The Jolly Testator Who Makes His Own Will

While these statistics may drive estate planners bananas, those of us who make a living litigating estate disputes should be more philosophical, taking comfort in the following words of wisdom penned over 150 years ago by Lord Neaves:

The Jolly Testator Who Makes His Own Will

-Lord Neaves, Judge and Solicitor General – Edinburgh, Scotland

circa 1852

Ye lawyers who live upon litigants’ fees,
And who need a good many to live at your ease,
Grave or gay, wise or witty, whate’er your degree,
Plain stuff or Queen’s Counsel, take counsel of me.
When a festive occasion your spirit unbends,
You should never forget the Profession’s best friends;
So we’ll send round the wine and bright bumper fill,
To the jolly testator who makes his own will.

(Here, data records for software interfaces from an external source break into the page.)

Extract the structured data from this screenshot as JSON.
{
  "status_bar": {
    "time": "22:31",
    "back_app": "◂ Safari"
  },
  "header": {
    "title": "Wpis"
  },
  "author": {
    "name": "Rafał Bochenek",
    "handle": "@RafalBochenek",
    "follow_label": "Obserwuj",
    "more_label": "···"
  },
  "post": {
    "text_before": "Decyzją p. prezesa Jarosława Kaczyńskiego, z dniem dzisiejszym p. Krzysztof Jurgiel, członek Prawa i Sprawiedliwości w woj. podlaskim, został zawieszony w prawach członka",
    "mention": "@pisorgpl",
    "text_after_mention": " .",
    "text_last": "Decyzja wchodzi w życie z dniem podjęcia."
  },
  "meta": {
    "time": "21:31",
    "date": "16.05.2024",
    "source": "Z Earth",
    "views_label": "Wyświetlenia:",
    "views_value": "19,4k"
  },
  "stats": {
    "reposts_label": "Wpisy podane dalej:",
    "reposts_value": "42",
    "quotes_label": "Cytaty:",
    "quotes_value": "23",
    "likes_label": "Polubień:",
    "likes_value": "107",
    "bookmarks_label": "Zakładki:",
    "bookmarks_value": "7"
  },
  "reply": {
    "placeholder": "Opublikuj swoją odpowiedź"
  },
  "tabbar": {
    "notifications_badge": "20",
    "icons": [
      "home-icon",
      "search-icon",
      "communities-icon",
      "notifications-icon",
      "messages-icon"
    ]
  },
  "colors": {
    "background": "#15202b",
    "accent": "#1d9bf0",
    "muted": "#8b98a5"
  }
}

He premises his wish and his purpose to save
All dispute among friends when he’s laid in the grave;
Then he straightaway proceeds more disputes to create
Than a long summer’s day would give time to relate.
He writes and erases, he blunders and blots,
He produces such puzzles and Gordian knots,
That a lawyer, intending to frame the thing ill,
Couldn’t match the testator who makes his own will.

Testators are good, but a feeling more tender
Springs up when I think of the feminine gender!
The testatrix for me, who, like Telemaque’s mother,
Unweaves at one time what she wove at another;
She bequeaths, she repeats, she recalls a donation,
And ends by revoking her own revocation;
Still scribbling or scratching some new codicil,
Oh! success to the woman who makes her own will.

‘Tisn’t easy to say, ‘mid her varying vapors,
What scraps should be deemed testamentary papers.
‘Tisn’t easy from these her intention to find,
When perhaps she herself never knew her own mind.
Every step that we take, there arises fresh trouble:
Is the legacy lapsed? Is it single or double?
No customer brings so much grist to the mill
As the wealthy old woman who makes her own will.

Source: see herehere and here.